The televangelist Robert Schuller composed a sentence I’ve never forgotten:
What would you do today if you knew you would not fail?
But something about that always bugged me.
I couldn’t put my finger on why it did until today, after watching the leaked first episode of Counterpart from Starz.
Maybe it’s just me, but Schuller’s sentence encompasses just two things: Doing something or getting something. Maybe many people would just think about the getting of something: Having the winning lottery numbers, for example.
It wasn’t until today, after Counterpart, that I realized Schuller’s sentence bugged me because there’s a second sentence that needs to be asked afterwards.
That sentence is this:

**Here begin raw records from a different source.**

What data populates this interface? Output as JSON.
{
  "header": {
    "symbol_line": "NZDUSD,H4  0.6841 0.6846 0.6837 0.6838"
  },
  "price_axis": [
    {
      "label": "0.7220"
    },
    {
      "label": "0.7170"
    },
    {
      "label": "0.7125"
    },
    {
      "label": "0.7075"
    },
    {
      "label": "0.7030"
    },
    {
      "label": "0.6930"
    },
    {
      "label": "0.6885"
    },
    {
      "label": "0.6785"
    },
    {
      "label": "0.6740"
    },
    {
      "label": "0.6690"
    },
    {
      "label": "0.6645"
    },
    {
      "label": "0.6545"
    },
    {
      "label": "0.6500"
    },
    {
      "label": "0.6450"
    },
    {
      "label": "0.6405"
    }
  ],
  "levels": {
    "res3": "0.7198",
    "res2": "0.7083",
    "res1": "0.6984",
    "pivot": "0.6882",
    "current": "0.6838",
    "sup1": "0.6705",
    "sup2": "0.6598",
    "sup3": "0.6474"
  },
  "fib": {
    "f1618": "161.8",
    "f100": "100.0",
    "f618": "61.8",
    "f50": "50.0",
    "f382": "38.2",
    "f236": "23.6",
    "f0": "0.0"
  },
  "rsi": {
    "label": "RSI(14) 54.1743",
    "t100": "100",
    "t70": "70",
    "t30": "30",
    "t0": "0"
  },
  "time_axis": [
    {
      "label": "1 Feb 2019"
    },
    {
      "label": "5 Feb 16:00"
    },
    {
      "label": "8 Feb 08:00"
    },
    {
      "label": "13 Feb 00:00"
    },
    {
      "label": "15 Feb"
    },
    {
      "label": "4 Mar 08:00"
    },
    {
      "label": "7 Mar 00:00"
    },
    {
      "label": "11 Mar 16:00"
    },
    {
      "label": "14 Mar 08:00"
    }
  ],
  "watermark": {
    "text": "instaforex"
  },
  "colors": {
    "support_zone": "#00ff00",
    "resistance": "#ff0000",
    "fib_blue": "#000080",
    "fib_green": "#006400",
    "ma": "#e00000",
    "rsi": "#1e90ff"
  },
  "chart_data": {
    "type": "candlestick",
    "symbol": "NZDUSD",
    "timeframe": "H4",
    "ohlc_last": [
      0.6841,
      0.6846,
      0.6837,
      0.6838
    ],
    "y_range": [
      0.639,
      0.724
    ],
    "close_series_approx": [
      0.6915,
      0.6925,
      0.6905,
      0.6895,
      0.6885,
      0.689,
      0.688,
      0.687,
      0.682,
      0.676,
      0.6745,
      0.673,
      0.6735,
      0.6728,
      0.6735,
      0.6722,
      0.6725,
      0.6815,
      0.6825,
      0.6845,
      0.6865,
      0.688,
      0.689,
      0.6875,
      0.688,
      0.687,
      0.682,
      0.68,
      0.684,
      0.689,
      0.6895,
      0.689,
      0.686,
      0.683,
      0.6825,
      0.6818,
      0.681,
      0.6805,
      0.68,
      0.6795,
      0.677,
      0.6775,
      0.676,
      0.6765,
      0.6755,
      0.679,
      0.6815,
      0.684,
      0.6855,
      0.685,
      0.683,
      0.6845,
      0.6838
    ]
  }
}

Who would you be tomorrow and for the rest of your days if you didn’t fail today?
The best — goddam, it’s the very best — example of not failing that changes you for the rest of your life comes from Back to the Future.
That moment not only changes George’s life, it changes George.
And a changed George has a very different life than the George we see as his original — or alternate — destiny at the start of the movie.
This contrast is what Counterpart raises:
What if there was another you?
The thing is, there can always be “another you,” depending on what we do.
Counterpart raises this issue with an unsettling glimpse of a man meeting his — ahem — counterpart from another world. And that counterpart is vastly different from him. It’s as if the original George from Back to the Future ran into the George who punched-out Biff.
And now that I’m thinking about this, I realize why the movie Quest for Love holds so much appeal for me too. It’s another story of a man and his counterpart. In that movie, we only know of the counterpart from the reputation he’s left behind.
And thinking some more, this is a side-angle of the brilliant movie, Run Lola Run. Lola’s actions impinge of the future lives of those she happens to run into.
Who are we? Are we the person we are right now or should we have been someone else based on some obscure action taken — or not taken — in our past?
I hope these questions raised by Counterpart will be a central part of the series and not something just swept aside.
Even for viewers not of a philosophical bent, the leaked first episode is weird enough to grab them and keep them. But there’s more to it — or can be more to it — than that. And I hope there will be.